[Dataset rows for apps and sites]
◆ ◆ ◆ ◆

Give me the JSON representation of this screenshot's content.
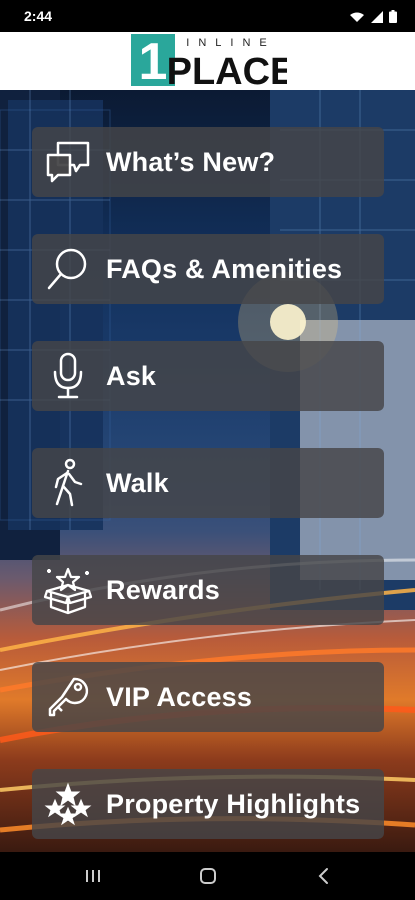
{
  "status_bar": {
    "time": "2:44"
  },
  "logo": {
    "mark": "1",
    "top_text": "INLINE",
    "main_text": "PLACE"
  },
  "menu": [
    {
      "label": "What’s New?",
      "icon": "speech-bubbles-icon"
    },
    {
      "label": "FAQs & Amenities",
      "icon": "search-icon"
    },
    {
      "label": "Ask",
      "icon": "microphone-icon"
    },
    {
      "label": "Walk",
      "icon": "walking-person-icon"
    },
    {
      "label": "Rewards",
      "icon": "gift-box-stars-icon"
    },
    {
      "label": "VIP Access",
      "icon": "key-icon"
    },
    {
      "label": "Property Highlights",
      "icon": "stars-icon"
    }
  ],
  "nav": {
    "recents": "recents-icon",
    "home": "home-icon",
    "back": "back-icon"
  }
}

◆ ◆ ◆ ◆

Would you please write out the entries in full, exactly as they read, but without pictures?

• [Your response]:
Give me the JSON representation of this screenshot's content.
{
  "status_bar": {
    "time": "2:44"
  },
  "logo": {
    "mark": "1",
    "top_text": "INLINE",
    "main_text": "PLACE"
  },
  "menu": [
    {
      "label": "What’s New?",
      "icon": "speech-bubbles-icon"
    },
    {
      "label": "FAQs & Amenities",
      "icon": "search-icon"
    },
    {
      "label": "Ask",
      "icon": "microphone-icon"
    },
    {
      "label": "Walk",
      "icon": "walking-person-icon"
    },
    {
      "label": "Rewards",
      "icon": "gift-box-stars-icon"
    },
    {
      "label": "VIP Access",
      "icon": "key-icon"
    },
    {
      "label": "Property Highlights",
      "icon": "stars-icon"
    }
  ],
  "nav": {
    "recents": "recents-icon",
    "home": "home-icon",
    "back": "back-icon"
  }
}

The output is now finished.